Meteor in Russia...

Status
This old topic is closed. If you want to reopen this topic, contact a moderator using the "Report Post" button.

kelticwizard

diyAudio Moderator Emeritus
2001-09-18 2:33 am
Connecticut, The Nutmeg State
You do wonder what we are waiting for to build a system to detonate these things up in space before they come down to smash us.

This thing was only 100 yards across, the asteroid which ended the dinosaurs' reign was only seven miles across. That asteroid wouldn't last long under a single nuclear warhead, let alone a barrage of them.

I don't think it is necessarily political to discuss the possibility and desirability of building such a system. Anyone on board with this?
 
I don't think nuclear blasts are necessary. If you can detect them early enough, land a rocket on it and start pushing it off course for some hours or days. Even a relatively small push, should nudge it a few degrees out of a collision course, but you need to do it as early as possible. After all, earth is pretty small, easy to miss ;)

jan
 

Gyuri

Member
2003-11-03 6:47 pm
Budapest
As for me, shocking in this whole matter, there is no complete consensus on global warming is caused by mankind only, and how long will it evolve?
A stone bullet exactly points could end this debate.
We have all means to prevent this cause.
And then we have a further opportunity to discuss this.
Let me add, as I read, the earth orbits near the inside border of habitability zone.
Hence there is only a small leap of Venus-like Hell.
So it's a real intimidation.
 

Gyuri

Member
2003-11-03 6:47 pm
Budapest
Of course this is so.
I could list a few things.
But what is it exactly we left the line that we were powerless due to an asteroid threat.
Instead, we prefer to threaten each other.
For me this is the most scary.

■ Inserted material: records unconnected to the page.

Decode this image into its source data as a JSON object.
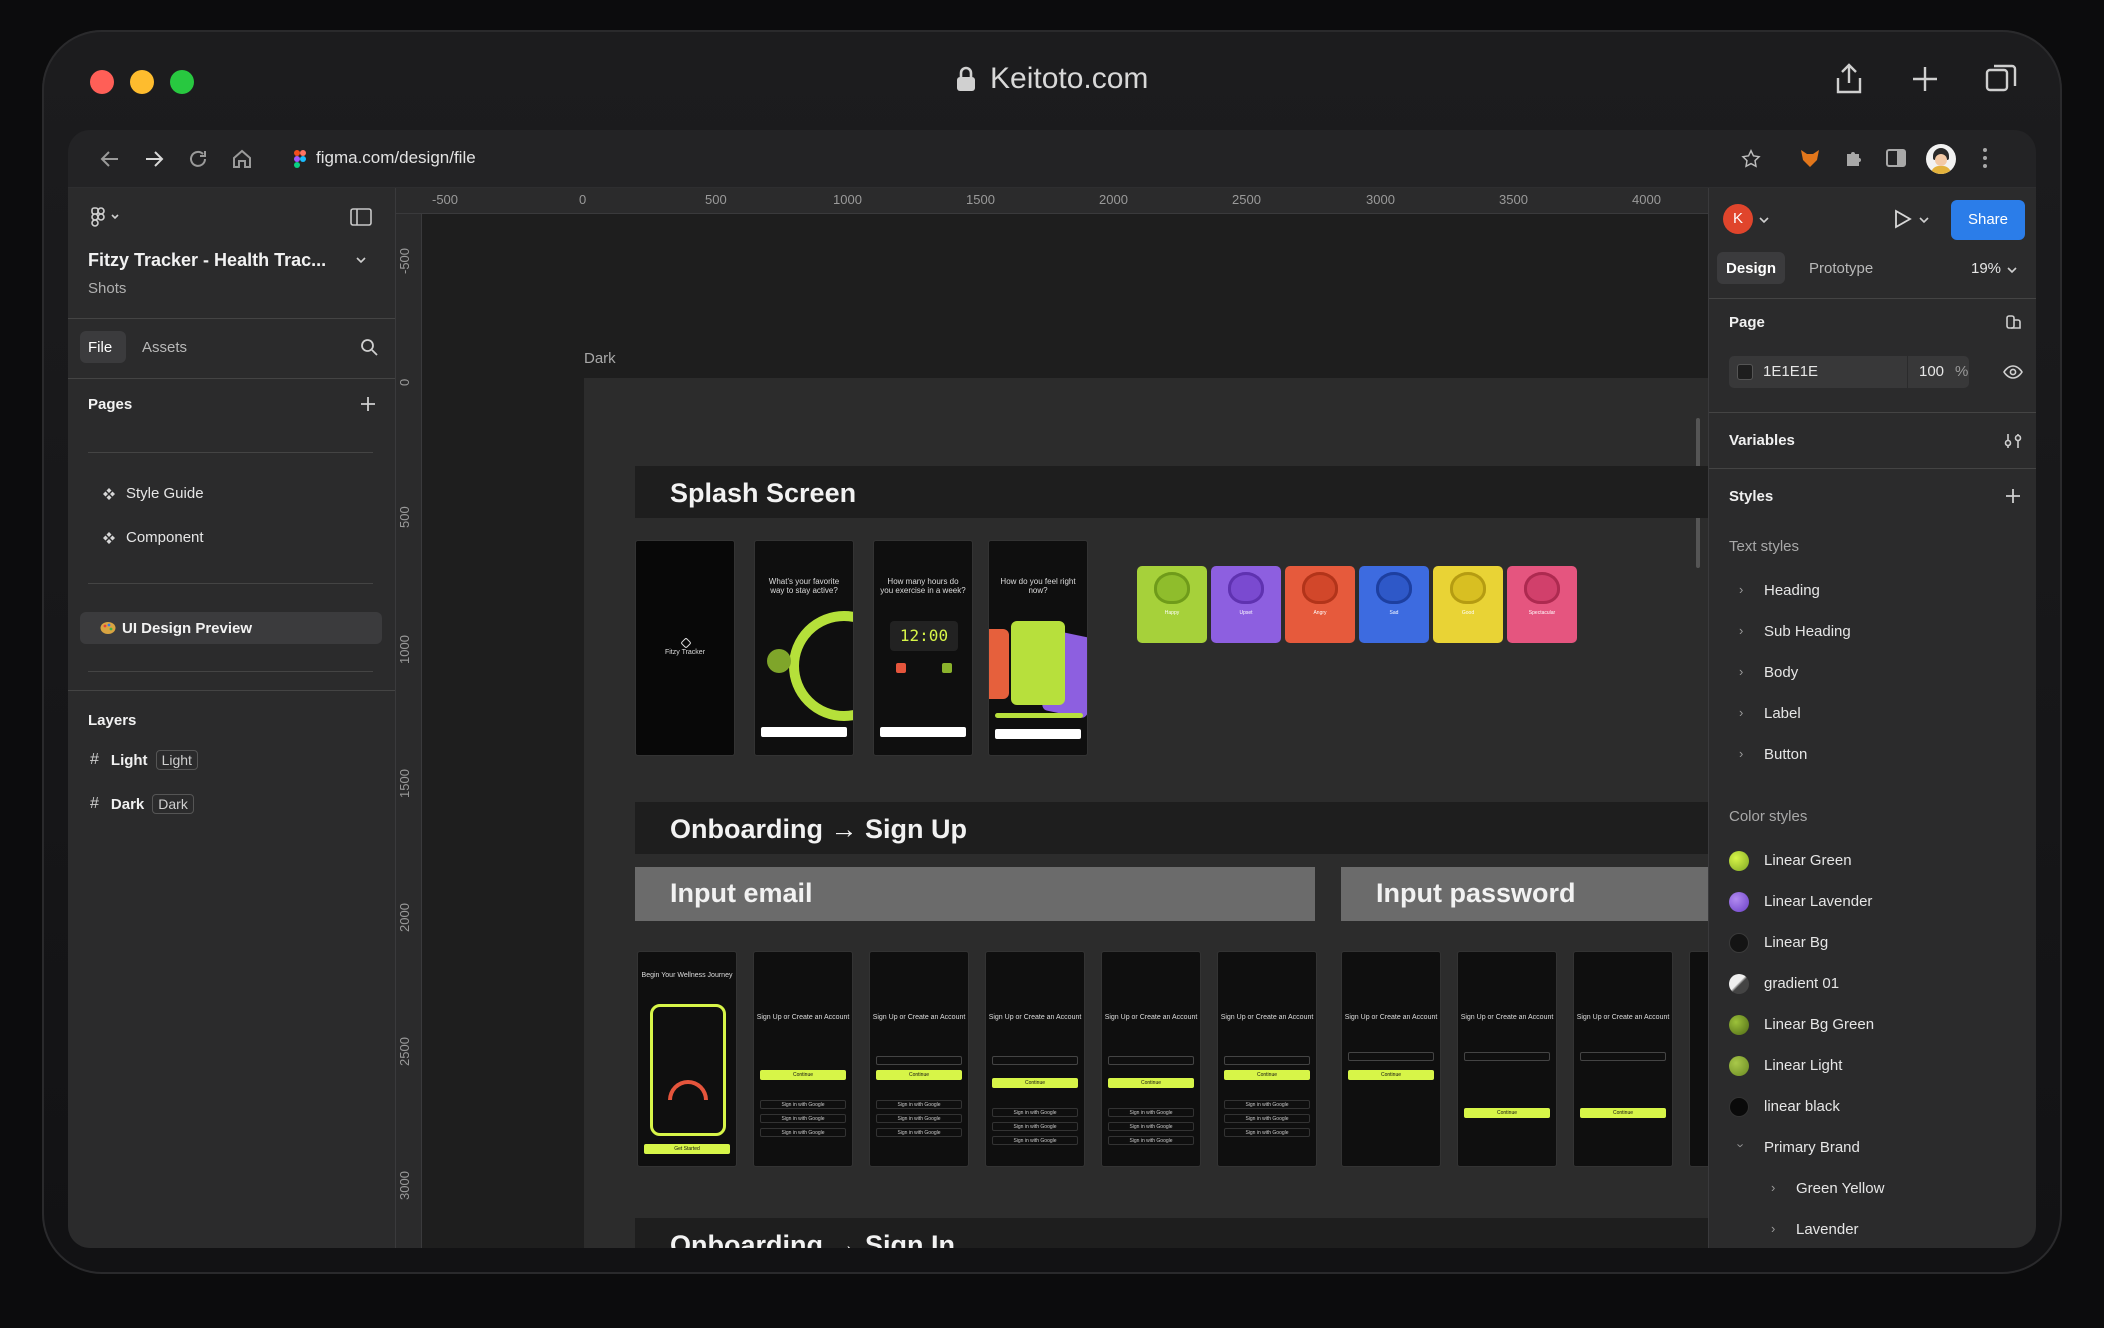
{
  "window": {
    "domain": "Keitoto.com"
  },
  "browser": {
    "url": "figma.com/design/file"
  },
  "file": {
    "name": "Fitzy Tracker - Health Trac...",
    "subtitle": "Shots",
    "tabs": [
      "File",
      "Assets"
    ],
    "pages_label": "Pages",
    "pages": [
      "Style Guide",
      "Component",
      "UI Design Preview"
    ],
    "layers_label": "Layers",
    "layers": [
      {
        "name": "Light",
        "badge": "Light"
      },
      {
        "name": "Dark",
        "badge": "Dark"
      }
    ]
  },
  "toolbar": {
    "avatar_letter": "K",
    "share_label": "Share",
    "zoom": "19%"
  },
  "right": {
    "tabs": [
      "Design",
      "Prototype"
    ],
    "page_label": "Page",
    "page_color": "1E1E1E",
    "page_opacity": "100",
    "percent": "%",
    "variables_label": "Variables",
    "styles_label": "Styles",
    "text_styles_label": "Text styles",
    "text_styles": [
      "Heading",
      "Sub Heading",
      "Body",
      "Label",
      "Button"
    ],
    "color_styles_label": "Color styles",
    "color_styles": [
      {
        "name": "Linear Green",
        "color": "#a5cf3a"
      },
      {
        "name": "Linear Lavender",
        "color": "#8a5be0"
      },
      {
        "name": "Linear Bg",
        "color": "#151515"
      },
      {
        "name": "gradient 01",
        "color": "#d9d9d9"
      },
      {
        "name": "Linear Bg Green",
        "color": "#6f8f22"
      },
      {
        "name": "Linear Light",
        "color": "#8aa93a"
      },
      {
        "name": "linear black",
        "color": "#0a0a0a"
      }
    ],
    "primary_brand": "Primary Brand",
    "brand_children": [
      "Green Yellow",
      "Lavender"
    ]
  },
  "canvas": {
    "ruler_x": [
      "-500",
      "0",
      "500",
      "1000",
      "1500",
      "2000",
      "2500",
      "3000",
      "3500",
      "4000"
    ],
    "ruler_y": [
      "-500",
      "0",
      "500",
      "1000",
      "1500",
      "2000",
      "2500",
      "3000"
    ],
    "frame_label": "Dark",
    "sections": {
      "splash": "Splash Screen",
      "signup": "Onboarding → Sign Up",
      "signin": "Onboarding → Sign In",
      "input_email": "Input email",
      "input_password": "Input password"
    },
    "splash_phones": [
      {
        "title": "Fitzy Tracker"
      },
      {
        "title": "What's your favorite way to stay active?"
      },
      {
        "title": "How many hours do you exercise in a week?",
        "clock": "12:00"
      },
      {
        "title": "How do you feel right now?"
      }
    ],
    "moods": [
      {
        "label": "Happy",
        "color": "#a6d13a"
      },
      {
        "label": "Upset",
        "color": "#8d5fe0"
      },
      {
        "label": "Angry",
        "color": "#e65a3c"
      },
      {
        "label": "Sad",
        "color": "#3d6be0"
      },
      {
        "label": "Good",
        "color": "#e9d335"
      },
      {
        "label": "Spectacular",
        "color": "#e5557f"
      }
    ],
    "signup_first": "Begin Your Wellness Journey",
    "signup_title": "Sign Up or Create an Account",
    "continue": "Continue",
    "google": "Sign in with Google",
    "get_started": "Get Started"
  },
  "colors": {
    "accent": "#d7f548",
    "share": "#2b7de9",
    "avatar": "#e0452c"
  }
}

Damn, this is now forbidden policy.
 
Last edited:
I don't think nuclear blasts are necessary. If you can detect them early enough, land a rocket on it and start pushing it off course for some hours or days. Even a relatively small push, should nudge it a few degrees out of a collision course, but you need to do it as early as possible. After all, earth is pretty small, easy to miss ;)

The same tech can, and will be used, to nudge resource rich asteroids into places where it is easy to mine them.

The one that hit the other day thou, was tiny. Hits like this do raise awareness and the programs already in place will likely find funding easier to source.

dave
 

kelticwizard

diyAudio Moderator Emeritus
2001-09-18 2:33 am
Connecticut, The Nutmeg State
Asteroids yes, Meteors no.

Well according to the American Heritage Science Dictionary,
Meteoroids range in size from a speck of dust to a chunk about 100 meters in diameter, though most are smaller than a pebble.
meteor - definition of meteor by the Free Online Dictionary, Thesaurus and Encyclopedia.


An asteroid, however, according to the same folks,
Any of numerous small celestial bodies that revolve around the sun, with orbits lying chiefly between Mars and Jupiter and characteristic diameters between a few and several hundred kilometers. Also called minor planet, planetoid.

So a meteroid tops out at 100 meters across and apparently is too small to see and stop or deflect. However, an asteroid is at least 4,000 meters across, (several being defined as more than two or three) and can be stopped or deflected, if we ever get around to building a system to do so.

Makes you wonder wonder what we call something coming at us between 100 meters and 4,000 meters across, and if we can stop or locate that before it smacks us. I would think something 1,000 meters across could really do some worldwide damage.
 
Last edited:
Along with size, it seems that a major difference is the objects' orbits. A meteor is a meteoroid that enters Earth's atmosphere. Looking at the definition of meteoroid from the same source as above:
A small, rocky or metallic body revolving in interplanetary space around the Sun. A meteoroid is significantly smaller than an asteroid, ranging from small grains or particles to the size of large boulders. The clustered meteoroids associated with regular annual meteor showers are believed to be very small particles of cometary debris. Meteoroids that survive their passage through the Earth's atmosphere and land as meteorites are somewhat larger, solitary bodies and are encountered in no predictable pattern.
Emphasis mine.
Such a defense as has been proposed here could never be 100% capable. But to me it isn't too far removed from '80's "Star Wars" technology to be impossible. Whether it is really warranted is questionable. As with earthquakes and tornadoes, nature's power often makes man's efforts miniscule in comparison.
A personal aside... I've been to the crater east of Flagstaff, AZ. It's worth seeing; that impact had to make some racket! There's another crater in the Permian Basin area of West Texas, but it's been mostly filled in by blowing dirt through the ages (or maybe just a couple of Spring seasons).
 
Status
This old topic is closed. If you want to reopen this topic, contact a moderator using the "Report Post" button.